Attorneys involved in the federal prosecution of Pyrotechnic Specialties received evidence “on the eve of the trial” that led to the dismissal of the case Thursday.
The case against the company and some of its employees was scheduled to go to trial next week, but it was targeted for dismissal after a pretrial hearing Jan. 9, according to an order signed by Judge C. Ashley Royal of the U.S. District Court for Middle Georgia.
Federal prosecutors are re-evaluating their case in light of the new evidence and will decide whether to seek new indictments in the case “in the near future,” according to a statement Thursday afternoon from U.S. Attorney Max Wood.
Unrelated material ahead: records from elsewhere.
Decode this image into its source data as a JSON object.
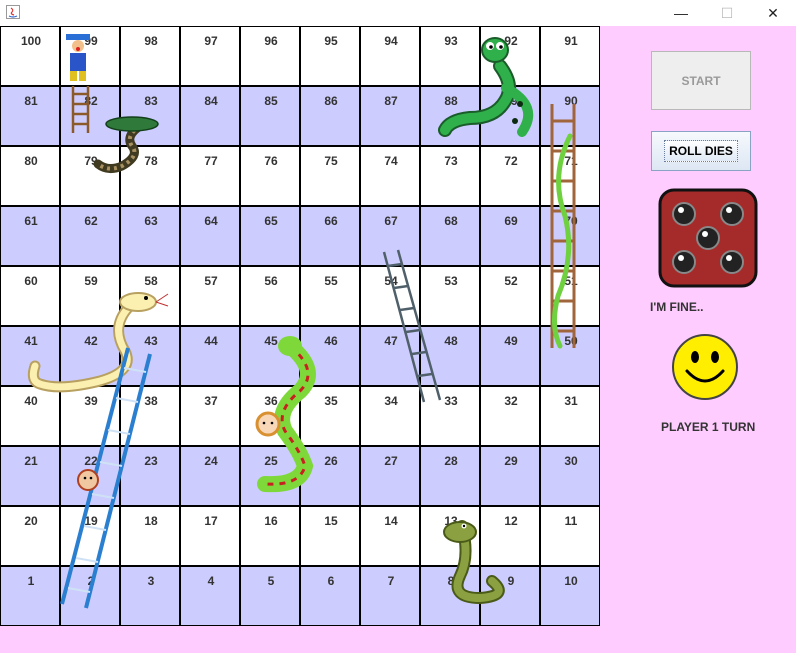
{
  "window": {
    "minimize_glyph": "—",
    "maximize_glyph": "☐",
    "close_glyph": "✕"
  },
  "board": {
    "rows": [
      [
        100,
        99,
        98,
        97,
        96,
        95,
        94,
        93,
        92,
        91
      ],
      [
        81,
        82,
        83,
        84,
        85,
        86,
        87,
        88,
        89,
        90
      ],
      [
        80,
        79,
        78,
        77,
        76,
        75,
        74,
        73,
        72,
        71
      ],
      [
        61,
        62,
        63,
        64,
        65,
        66,
        67,
        68,
        69,
        70
      ],
      [
        60,
        59,
        58,
        57,
        56,
        55,
        54,
        53,
        52,
        51
      ],
      [
        41,
        42,
        43,
        44,
        45,
        46,
        47,
        48,
        49,
        50
      ],
      [
        40,
        39,
        38,
        37,
        36,
        35,
        34,
        33,
        32,
        31
      ],
      [
        21,
        22,
        23,
        24,
        25,
        26,
        27,
        28,
        29,
        30
      ],
      [
        20,
        19,
        18,
        17,
        16,
        15,
        14,
        13,
        12,
        11
      ],
      [
        1,
        2,
        3,
        4,
        5,
        6,
        7,
        8,
        9,
        10
      ]
    ],
    "colors": {
      "light_row": "#ffffff",
      "dark_row": "#ccccff",
      "grid": "#000000"
    }
  },
  "controls": {
    "start_label": "START",
    "roll_label": "ROLL DIES"
  },
  "dice": {
    "value": 5,
    "color": "#a52a2a"
  },
  "status": {
    "message": "I'M FINE..",
    "turn": "PLAYER 1 TURN"
  },
  "background": "#ffccff"
}
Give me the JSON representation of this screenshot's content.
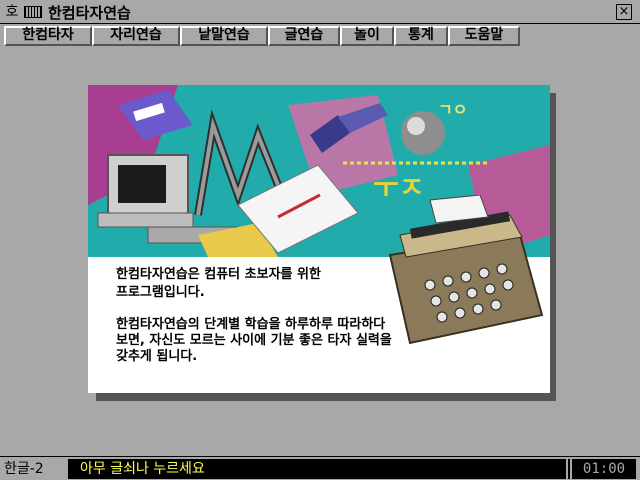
{
  "window": {
    "title": "한컴타자연습",
    "sys_icon": "호",
    "close_label": "×"
  },
  "menu": [
    {
      "label": "한컴타자"
    },
    {
      "label": "자리연습"
    },
    {
      "label": "낱말연습"
    },
    {
      "label": "글연습"
    },
    {
      "label": "놀이"
    },
    {
      "label": "통계"
    },
    {
      "label": "도움말"
    }
  ],
  "panel": {
    "line1": "한컴타자연습은 컴퓨터 초보자를 위한",
    "line2": "프로그램입니다.",
    "line3": "한컴타자연습의 단계별 학습을 하루하루 따라하다",
    "line4": "보면, 자신도 모르는 사이에 기분 좋은 타자 실력을",
    "line5": "갖추게 됩니다."
  },
  "status": {
    "mode": "한글-2",
    "message": "아무 글쇠나 누르세요",
    "time": "01:00"
  },
  "colors": {
    "background": "#a8a8a8",
    "status_text": "#ffff55",
    "art_teal": "#23b0b0"
  }
}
The government had alleged that the Byron-based company had relabeled faulty “flash-bang” grenades, claiming that they met military standards but that the grenades had caused several injuries to FBI agents four years ago.
The dismissal of the case followed claims by defense lawyers revealed earlier in the week. Attorneys maintained that federal prosecutors had falsely alleged and made misleading statements in charging the pyrotechnics company and several employees with defrauding the government.
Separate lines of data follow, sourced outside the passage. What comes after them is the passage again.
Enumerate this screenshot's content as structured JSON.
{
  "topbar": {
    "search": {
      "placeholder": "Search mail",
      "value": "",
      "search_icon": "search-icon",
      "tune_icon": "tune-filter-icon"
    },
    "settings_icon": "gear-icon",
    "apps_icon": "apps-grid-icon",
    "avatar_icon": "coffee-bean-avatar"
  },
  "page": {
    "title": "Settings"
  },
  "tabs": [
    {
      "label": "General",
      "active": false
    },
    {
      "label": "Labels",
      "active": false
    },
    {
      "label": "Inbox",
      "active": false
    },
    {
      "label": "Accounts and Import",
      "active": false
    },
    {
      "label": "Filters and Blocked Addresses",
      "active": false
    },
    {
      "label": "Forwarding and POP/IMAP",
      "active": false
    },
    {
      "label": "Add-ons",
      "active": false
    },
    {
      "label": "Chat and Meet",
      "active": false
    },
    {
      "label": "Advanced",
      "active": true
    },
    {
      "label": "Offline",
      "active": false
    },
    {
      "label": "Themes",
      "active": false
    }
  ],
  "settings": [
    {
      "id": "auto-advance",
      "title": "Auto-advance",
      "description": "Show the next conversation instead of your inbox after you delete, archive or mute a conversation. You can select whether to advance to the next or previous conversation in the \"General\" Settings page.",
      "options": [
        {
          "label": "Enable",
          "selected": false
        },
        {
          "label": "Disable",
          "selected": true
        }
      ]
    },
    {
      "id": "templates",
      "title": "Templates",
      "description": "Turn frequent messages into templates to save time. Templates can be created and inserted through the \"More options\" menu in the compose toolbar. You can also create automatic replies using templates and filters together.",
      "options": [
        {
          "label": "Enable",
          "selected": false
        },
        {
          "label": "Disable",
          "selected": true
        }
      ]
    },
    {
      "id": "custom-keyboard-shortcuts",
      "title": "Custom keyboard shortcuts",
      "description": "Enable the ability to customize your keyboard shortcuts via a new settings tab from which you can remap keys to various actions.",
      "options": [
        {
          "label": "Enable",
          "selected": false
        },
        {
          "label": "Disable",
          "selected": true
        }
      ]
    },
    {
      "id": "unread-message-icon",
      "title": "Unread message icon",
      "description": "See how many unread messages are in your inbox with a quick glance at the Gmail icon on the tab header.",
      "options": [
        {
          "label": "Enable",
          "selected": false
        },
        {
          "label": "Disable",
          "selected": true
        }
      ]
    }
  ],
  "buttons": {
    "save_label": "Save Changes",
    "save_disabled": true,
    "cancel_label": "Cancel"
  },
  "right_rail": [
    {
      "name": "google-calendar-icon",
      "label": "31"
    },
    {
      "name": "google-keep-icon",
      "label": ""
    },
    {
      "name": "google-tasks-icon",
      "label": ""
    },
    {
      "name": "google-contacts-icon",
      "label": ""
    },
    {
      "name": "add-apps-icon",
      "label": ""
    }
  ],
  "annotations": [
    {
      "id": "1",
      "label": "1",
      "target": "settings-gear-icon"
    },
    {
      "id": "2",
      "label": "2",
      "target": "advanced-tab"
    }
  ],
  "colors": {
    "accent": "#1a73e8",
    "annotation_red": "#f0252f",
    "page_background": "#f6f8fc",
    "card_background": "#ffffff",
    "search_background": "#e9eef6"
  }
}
Also, the government’s withholding of a crucial report amounted to “extreme governmental misconduct” in the case, they said.
Wood declined to comment on the nature of the new evidence or when a reindictment might occur.
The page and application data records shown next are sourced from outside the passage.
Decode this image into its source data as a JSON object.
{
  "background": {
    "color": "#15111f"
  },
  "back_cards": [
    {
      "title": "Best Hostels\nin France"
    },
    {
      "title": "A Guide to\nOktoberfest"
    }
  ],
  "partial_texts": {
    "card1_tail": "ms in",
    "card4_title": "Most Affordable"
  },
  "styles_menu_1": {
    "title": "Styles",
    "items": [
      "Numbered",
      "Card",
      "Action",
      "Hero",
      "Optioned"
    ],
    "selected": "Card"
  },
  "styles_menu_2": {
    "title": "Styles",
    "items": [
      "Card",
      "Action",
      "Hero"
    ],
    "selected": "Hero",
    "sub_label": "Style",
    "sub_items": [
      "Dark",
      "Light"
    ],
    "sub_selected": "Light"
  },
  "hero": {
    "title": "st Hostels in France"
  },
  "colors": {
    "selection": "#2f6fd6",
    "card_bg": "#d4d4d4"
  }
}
“The United States Attorney’s Office for the Middle District of Georgia has no other comment at this time about this ongoing matter other than that issued earlier today by Mr. Wood,” office spokeswoman Sue McKinney said.
Information from the The Telegraph’s archives was used in this report.
To contact writer Ashley Tusan Joyner, call 744-4347.